- Opening Delimiter -

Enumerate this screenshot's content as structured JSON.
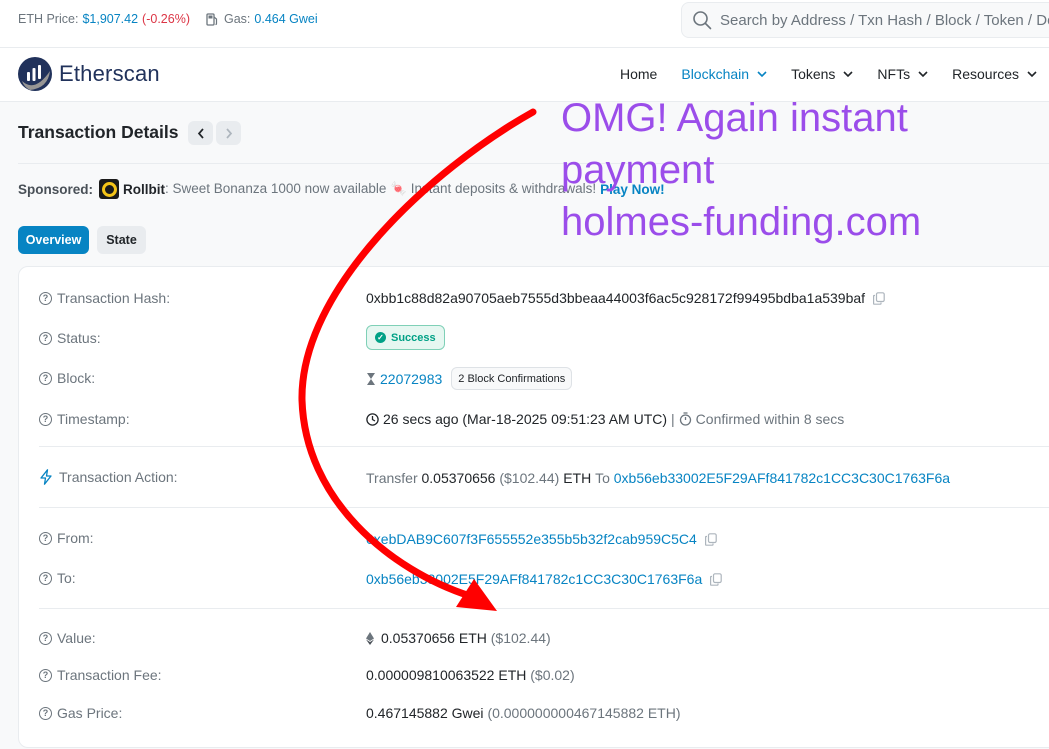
{
  "topbar": {
    "eth_price_label": "ETH Price:",
    "eth_price_value": "$1,907.42",
    "eth_price_change": "(-0.26%)",
    "gas_label": "Gas:",
    "gas_value": "0.464 Gwei",
    "search_placeholder": "Search by Address / Txn Hash / Block / Token / Domain Name"
  },
  "header": {
    "brand": "Etherscan",
    "nav": {
      "home": "Home",
      "blockchain": "Blockchain",
      "tokens": "Tokens",
      "nfts": "NFTs",
      "resources": "Resources"
    }
  },
  "page": {
    "title": "Transaction Details",
    "sponsored_label": "Sponsored:",
    "sponsor_brand": "Rollbit",
    "sponsor_text": ": Sweet Bonanza 1000 now available 🍬 Instant deposits & withdrawals!",
    "sponsor_cta": "Play Now!",
    "tabs": {
      "overview": "Overview",
      "state": "State"
    }
  },
  "details": {
    "hash_label": "Transaction Hash:",
    "hash_value": "0xbb1c88d82a90705aeb7555d3bbeaa44003f6ac5c928172f99495bdba1a539baf",
    "status_label": "Status:",
    "status_value": "Success",
    "block_label": "Block:",
    "block_value": "22072983",
    "block_confirmations": "2 Block Confirmations",
    "timestamp_label": "Timestamp:",
    "timestamp_value": "26 secs ago (Mar-18-2025 09:51:23 AM UTC)",
    "timestamp_sep": "|",
    "confirmed_value": "Confirmed within 8 secs",
    "action_label": "Transaction Action:",
    "action_prefix": "Transfer",
    "action_amount": "0.05370656",
    "action_usd": "($102.44)",
    "action_token": "ETH",
    "action_to": "To",
    "action_to_address": "0xb56eb33002E5F29AFf841782c1CC3C30C1763F6a",
    "from_label": "From:",
    "from_value": "0xebDAB9C607f3F655552e355b5b32f2cab959C5C4",
    "to_label": "To:",
    "to_value": "0xb56eb33002E5F29AFf841782c1CC3C30C1763F6a",
    "value_label": "Value:",
    "value_amount": "0.05370656 ETH",
    "value_usd": "($102.44)",
    "fee_label": "Transaction Fee:",
    "fee_amount": "0.000009810063522 ETH",
    "fee_usd": "($0.02)",
    "gas_price_label": "Gas Price:",
    "gas_price_value": "0.467145882 Gwei",
    "gas_price_eth": "(0.000000000467145882 ETH)"
  },
  "overlay": {
    "line1": "OMG! Again instant",
    "line2": "payment",
    "line3": "holmes-funding.com",
    "text_color": "#9b4dea",
    "arrow_color": "#ff0000"
  },
  "colors": {
    "link": "#0784c3",
    "negative": "#dc3545",
    "success": "#00a186"
  }
}
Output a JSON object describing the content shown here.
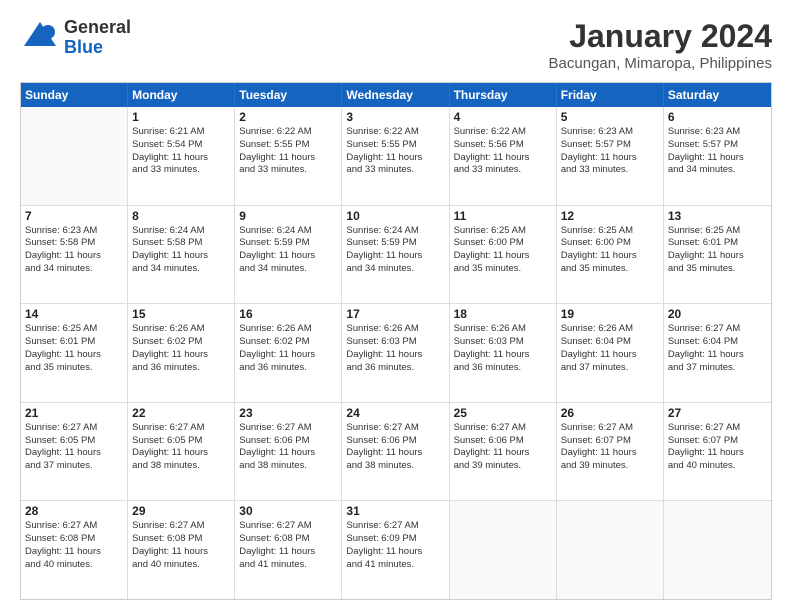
{
  "header": {
    "logo_general": "General",
    "logo_blue": "Blue",
    "title": "January 2024",
    "subtitle": "Bacungan, Mimaropa, Philippines"
  },
  "calendar": {
    "days": [
      "Sunday",
      "Monday",
      "Tuesday",
      "Wednesday",
      "Thursday",
      "Friday",
      "Saturday"
    ],
    "weeks": [
      [
        {
          "num": "",
          "lines": []
        },
        {
          "num": "1",
          "lines": [
            "Sunrise: 6:21 AM",
            "Sunset: 5:54 PM",
            "Daylight: 11 hours",
            "and 33 minutes."
          ]
        },
        {
          "num": "2",
          "lines": [
            "Sunrise: 6:22 AM",
            "Sunset: 5:55 PM",
            "Daylight: 11 hours",
            "and 33 minutes."
          ]
        },
        {
          "num": "3",
          "lines": [
            "Sunrise: 6:22 AM",
            "Sunset: 5:55 PM",
            "Daylight: 11 hours",
            "and 33 minutes."
          ]
        },
        {
          "num": "4",
          "lines": [
            "Sunrise: 6:22 AM",
            "Sunset: 5:56 PM",
            "Daylight: 11 hours",
            "and 33 minutes."
          ]
        },
        {
          "num": "5",
          "lines": [
            "Sunrise: 6:23 AM",
            "Sunset: 5:57 PM",
            "Daylight: 11 hours",
            "and 33 minutes."
          ]
        },
        {
          "num": "6",
          "lines": [
            "Sunrise: 6:23 AM",
            "Sunset: 5:57 PM",
            "Daylight: 11 hours",
            "and 34 minutes."
          ]
        }
      ],
      [
        {
          "num": "7",
          "lines": [
            "Sunrise: 6:23 AM",
            "Sunset: 5:58 PM",
            "Daylight: 11 hours",
            "and 34 minutes."
          ]
        },
        {
          "num": "8",
          "lines": [
            "Sunrise: 6:24 AM",
            "Sunset: 5:58 PM",
            "Daylight: 11 hours",
            "and 34 minutes."
          ]
        },
        {
          "num": "9",
          "lines": [
            "Sunrise: 6:24 AM",
            "Sunset: 5:59 PM",
            "Daylight: 11 hours",
            "and 34 minutes."
          ]
        },
        {
          "num": "10",
          "lines": [
            "Sunrise: 6:24 AM",
            "Sunset: 5:59 PM",
            "Daylight: 11 hours",
            "and 34 minutes."
          ]
        },
        {
          "num": "11",
          "lines": [
            "Sunrise: 6:25 AM",
            "Sunset: 6:00 PM",
            "Daylight: 11 hours",
            "and 35 minutes."
          ]
        },
        {
          "num": "12",
          "lines": [
            "Sunrise: 6:25 AM",
            "Sunset: 6:00 PM",
            "Daylight: 11 hours",
            "and 35 minutes."
          ]
        },
        {
          "num": "13",
          "lines": [
            "Sunrise: 6:25 AM",
            "Sunset: 6:01 PM",
            "Daylight: 11 hours",
            "and 35 minutes."
          ]
        }
      ],
      [
        {
          "num": "14",
          "lines": [
            "Sunrise: 6:25 AM",
            "Sunset: 6:01 PM",
            "Daylight: 11 hours",
            "and 35 minutes."
          ]
        },
        {
          "num": "15",
          "lines": [
            "Sunrise: 6:26 AM",
            "Sunset: 6:02 PM",
            "Daylight: 11 hours",
            "and 36 minutes."
          ]
        },
        {
          "num": "16",
          "lines": [
            "Sunrise: 6:26 AM",
            "Sunset: 6:02 PM",
            "Daylight: 11 hours",
            "and 36 minutes."
          ]
        },
        {
          "num": "17",
          "lines": [
            "Sunrise: 6:26 AM",
            "Sunset: 6:03 PM",
            "Daylight: 11 hours",
            "and 36 minutes."
          ]
        },
        {
          "num": "18",
          "lines": [
            "Sunrise: 6:26 AM",
            "Sunset: 6:03 PM",
            "Daylight: 11 hours",
            "and 36 minutes."
          ]
        },
        {
          "num": "19",
          "lines": [
            "Sunrise: 6:26 AM",
            "Sunset: 6:04 PM",
            "Daylight: 11 hours",
            "and 37 minutes."
          ]
        },
        {
          "num": "20",
          "lines": [
            "Sunrise: 6:27 AM",
            "Sunset: 6:04 PM",
            "Daylight: 11 hours",
            "and 37 minutes."
          ]
        }
      ],
      [
        {
          "num": "21",
          "lines": [
            "Sunrise: 6:27 AM",
            "Sunset: 6:05 PM",
            "Daylight: 11 hours",
            "and 37 minutes."
          ]
        },
        {
          "num": "22",
          "lines": [
            "Sunrise: 6:27 AM",
            "Sunset: 6:05 PM",
            "Daylight: 11 hours",
            "and 38 minutes."
          ]
        },
        {
          "num": "23",
          "lines": [
            "Sunrise: 6:27 AM",
            "Sunset: 6:06 PM",
            "Daylight: 11 hours",
            "and 38 minutes."
          ]
        },
        {
          "num": "24",
          "lines": [
            "Sunrise: 6:27 AM",
            "Sunset: 6:06 PM",
            "Daylight: 11 hours",
            "and 38 minutes."
          ]
        },
        {
          "num": "25",
          "lines": [
            "Sunrise: 6:27 AM",
            "Sunset: 6:06 PM",
            "Daylight: 11 hours",
            "and 39 minutes."
          ]
        },
        {
          "num": "26",
          "lines": [
            "Sunrise: 6:27 AM",
            "Sunset: 6:07 PM",
            "Daylight: 11 hours",
            "and 39 minutes."
          ]
        },
        {
          "num": "27",
          "lines": [
            "Sunrise: 6:27 AM",
            "Sunset: 6:07 PM",
            "Daylight: 11 hours",
            "and 40 minutes."
          ]
        }
      ],
      [
        {
          "num": "28",
          "lines": [
            "Sunrise: 6:27 AM",
            "Sunset: 6:08 PM",
            "Daylight: 11 hours",
            "and 40 minutes."
          ]
        },
        {
          "num": "29",
          "lines": [
            "Sunrise: 6:27 AM",
            "Sunset: 6:08 PM",
            "Daylight: 11 hours",
            "and 40 minutes."
          ]
        },
        {
          "num": "30",
          "lines": [
            "Sunrise: 6:27 AM",
            "Sunset: 6:08 PM",
            "Daylight: 11 hours",
            "and 41 minutes."
          ]
        },
        {
          "num": "31",
          "lines": [
            "Sunrise: 6:27 AM",
            "Sunset: 6:09 PM",
            "Daylight: 11 hours",
            "and 41 minutes."
          ]
        },
        {
          "num": "",
          "lines": []
        },
        {
          "num": "",
          "lines": []
        },
        {
          "num": "",
          "lines": []
        }
      ]
    ]
  }
}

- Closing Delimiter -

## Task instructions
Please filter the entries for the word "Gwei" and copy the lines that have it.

## Solution for this problem
    "gas_value": "0.464 Gwei",
    "gas_price_value": "0.467145882 Gwei",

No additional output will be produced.